The full listing, start to finish: write it out again exactly.

___ Material for the task

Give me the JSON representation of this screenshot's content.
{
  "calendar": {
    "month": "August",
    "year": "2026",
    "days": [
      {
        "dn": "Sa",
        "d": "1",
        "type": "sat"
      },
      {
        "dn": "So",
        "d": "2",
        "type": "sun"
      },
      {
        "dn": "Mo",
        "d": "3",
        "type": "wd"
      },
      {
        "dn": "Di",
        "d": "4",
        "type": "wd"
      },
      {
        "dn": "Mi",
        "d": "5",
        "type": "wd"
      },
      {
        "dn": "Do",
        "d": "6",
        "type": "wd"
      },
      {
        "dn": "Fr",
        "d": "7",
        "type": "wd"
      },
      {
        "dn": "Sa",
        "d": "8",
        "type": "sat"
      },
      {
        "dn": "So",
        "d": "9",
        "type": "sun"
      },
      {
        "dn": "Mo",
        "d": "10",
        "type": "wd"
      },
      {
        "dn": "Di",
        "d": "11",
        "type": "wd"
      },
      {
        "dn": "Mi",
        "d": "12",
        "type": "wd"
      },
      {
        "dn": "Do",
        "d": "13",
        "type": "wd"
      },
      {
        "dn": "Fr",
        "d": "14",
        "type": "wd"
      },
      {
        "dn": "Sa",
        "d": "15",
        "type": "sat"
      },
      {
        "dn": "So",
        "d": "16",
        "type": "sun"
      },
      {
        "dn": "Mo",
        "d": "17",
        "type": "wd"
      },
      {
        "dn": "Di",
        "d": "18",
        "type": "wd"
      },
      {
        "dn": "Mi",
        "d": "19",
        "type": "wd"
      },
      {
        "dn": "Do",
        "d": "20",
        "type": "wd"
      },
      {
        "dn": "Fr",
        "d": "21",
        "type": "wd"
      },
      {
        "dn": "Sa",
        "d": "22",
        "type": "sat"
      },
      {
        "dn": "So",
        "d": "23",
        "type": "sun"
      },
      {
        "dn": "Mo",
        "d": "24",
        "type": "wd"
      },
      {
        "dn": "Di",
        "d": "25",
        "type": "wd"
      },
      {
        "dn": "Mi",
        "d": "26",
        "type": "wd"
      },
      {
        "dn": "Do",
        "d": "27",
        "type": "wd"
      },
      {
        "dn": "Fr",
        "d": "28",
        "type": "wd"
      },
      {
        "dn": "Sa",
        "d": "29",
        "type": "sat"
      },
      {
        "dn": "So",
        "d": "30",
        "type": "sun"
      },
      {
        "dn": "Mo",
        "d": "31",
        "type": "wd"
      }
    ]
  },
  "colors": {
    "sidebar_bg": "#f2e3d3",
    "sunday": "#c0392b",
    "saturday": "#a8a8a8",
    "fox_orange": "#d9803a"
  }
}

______

> _Answer to this task_:
Give me the JSON representation of this screenshot's content.
{
  "calendar": {
    "month": "August",
    "year": "2026",
    "days": [
      {
        "dn": "Sa",
        "d": "1",
        "type": "sat"
      },
      {
        "dn": "So",
        "d": "2",
        "type": "sun"
      },
      {
        "dn": "Mo",
        "d": "3",
        "type": "wd"
      },
      {
        "dn": "Di",
        "d": "4",
        "type": "wd"
      },
      {
        "dn": "Mi",
        "d": "5",
        "type": "wd"
      },
      {
        "dn": "Do",
        "d": "6",
        "type": "wd"
      },
      {
        "dn": "Fr",
        "d": "7",
        "type": "wd"
      },
      {
        "dn": "Sa",
        "d": "8",
        "type": "sat"
      },
      {
        "dn": "So",
        "d": "9",
        "type": "sun"
      },
      {
        "dn": "Mo",
        "d": "10",
        "type": "wd"
      },
      {
        "dn": "Di",
        "d": "11",
        "type": "wd"
      },
      {
        "dn": "Mi",
        "d": "12",
        "type": "wd"
      },
      {
        "dn": "Do",
        "d": "13",
        "type": "wd"
      },
      {
        "dn": "Fr",
        "d": "14",
        "type": "wd"
      },
      {
        "dn": "Sa",
        "d": "15",
        "type": "sat"
      },
      {
        "dn": "So",
        "d": "16",
        "type": "sun"
      },
      {
        "dn": "Mo",
        "d": "17",
        "type": "wd"
      },
      {
        "dn": "Di",
        "d": "18",
        "type": "wd"
      },
      {
        "dn": "Mi",
        "d": "19",
        "type": "wd"
      },
      {
        "dn": "Do",
        "d": "20",
        "type": "wd"
      },
      {
        "dn": "Fr",
        "d": "21",
        "type": "wd"
      },
      {
        "dn": "Sa",
        "d": "22",
        "type": "sat"
      },
      {
        "dn": "So",
        "d": "23",
        "type": "sun"
      },
      {
        "dn": "Mo",
        "d": "24",
        "type": "wd"
      },
      {
        "dn": "Di",
        "d": "25",
        "type": "wd"
      },
      {
        "dn": "Mi",
        "d": "26",
        "type": "wd"
      },
      {
        "dn": "Do",
        "d": "27",
        "type": "wd"
      },
      {
        "dn": "Fr",
        "d": "28",
        "type": "wd"
      },
      {
        "dn": "Sa",
        "d": "29",
        "type": "sat"
      },
      {
        "dn": "So",
        "d": "30",
        "type": "sun"
      },
      {
        "dn": "Mo",
        "d": "31",
        "type": "wd"
      }
    ]
  },
  "colors": {
    "sidebar_bg": "#f2e3d3",
    "sunday": "#c0392b",
    "saturday": "#a8a8a8",
    "fox_orange": "#d9803a"
  }
}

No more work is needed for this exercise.